- **INSTRUCTIONS TO FOLLOW**:
Your answer must be the data repeated exactly, with no pictures in it.

MATERIAL SUPPLIED Block Start

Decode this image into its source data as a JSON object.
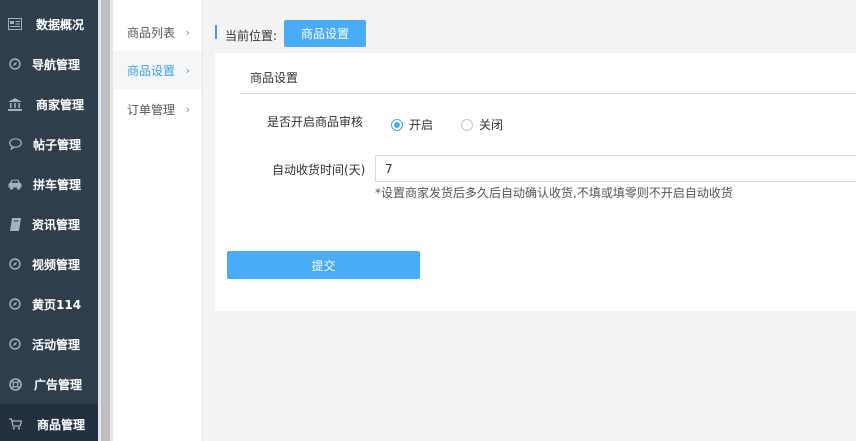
{
  "sidebar": {
    "items": [
      {
        "label": "数据概况",
        "icon": "dashboard-icon"
      },
      {
        "label": "导航管理",
        "icon": "compass-icon"
      },
      {
        "label": "商家管理",
        "icon": "bank-icon"
      },
      {
        "label": "帖子管理",
        "icon": "chat-bubble-icon"
      },
      {
        "label": "拼车管理",
        "icon": "car-icon"
      },
      {
        "label": "资讯管理",
        "icon": "book-icon"
      },
      {
        "label": "视频管理",
        "icon": "compass-icon"
      },
      {
        "label": "黄页114",
        "icon": "compass-icon"
      },
      {
        "label": "活动管理",
        "icon": "compass-icon"
      },
      {
        "label": "广告管理",
        "icon": "lifebuoy-icon"
      },
      {
        "label": "商品管理",
        "icon": "cart-icon"
      }
    ],
    "active_index": 10
  },
  "submenu": {
    "items": [
      {
        "label": "商品列表",
        "chevron": "›"
      },
      {
        "label": "商品设置",
        "chevron": "›"
      },
      {
        "label": "订单管理",
        "chevron": "›"
      }
    ],
    "active_index": 1
  },
  "breadcrumb": {
    "label": "当前位置:",
    "current": "商品设置"
  },
  "form": {
    "title": "商品设置",
    "review": {
      "label": "是否开启商品审核",
      "options": [
        "开启",
        "关闭"
      ],
      "selected": "开启"
    },
    "auto_receive": {
      "label": "自动收货时间(天)",
      "value": "7",
      "hint": "*设置商家发货后多久后自动确认收货,不填或填零则不开启自动收货"
    },
    "submit_label": "提交"
  },
  "colors": {
    "sidebar_bg": "#2f3e4b",
    "accent": "#48adf6",
    "active_link": "#3aa3e8"
  }
}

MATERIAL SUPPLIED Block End

- **REPLY**:
Decode this image into its source data as a JSON object.
{
  "sidebar": {
    "items": [
      {
        "label": "数据概况",
        "icon": "dashboard-icon"
      },
      {
        "label": "导航管理",
        "icon": "compass-icon"
      },
      {
        "label": "商家管理",
        "icon": "bank-icon"
      },
      {
        "label": "帖子管理",
        "icon": "chat-bubble-icon"
      },
      {
        "label": "拼车管理",
        "icon": "car-icon"
      },
      {
        "label": "资讯管理",
        "icon": "book-icon"
      },
      {
        "label": "视频管理",
        "icon": "compass-icon"
      },
      {
        "label": "黄页114",
        "icon": "compass-icon"
      },
      {
        "label": "活动管理",
        "icon": "compass-icon"
      },
      {
        "label": "广告管理",
        "icon": "lifebuoy-icon"
      },
      {
        "label": "商品管理",
        "icon": "cart-icon"
      }
    ],
    "active_index": 10
  },
  "submenu": {
    "items": [
      {
        "label": "商品列表",
        "chevron": "›"
      },
      {
        "label": "商品设置",
        "chevron": "›"
      },
      {
        "label": "订单管理",
        "chevron": "›"
      }
    ],
    "active_index": 1
  },
  "breadcrumb": {
    "label": "当前位置:",
    "current": "商品设置"
  },
  "form": {
    "title": "商品设置",
    "review": {
      "label": "是否开启商品审核",
      "options": [
        "开启",
        "关闭"
      ],
      "selected": "开启"
    },
    "auto_receive": {
      "label": "自动收货时间(天)",
      "value": "7",
      "hint": "*设置商家发货后多久后自动确认收货,不填或填零则不开启自动收货"
    },
    "submit_label": "提交"
  },
  "colors": {
    "sidebar_bg": "#2f3e4b",
    "accent": "#48adf6",
    "active_link": "#3aa3e8"
  }
}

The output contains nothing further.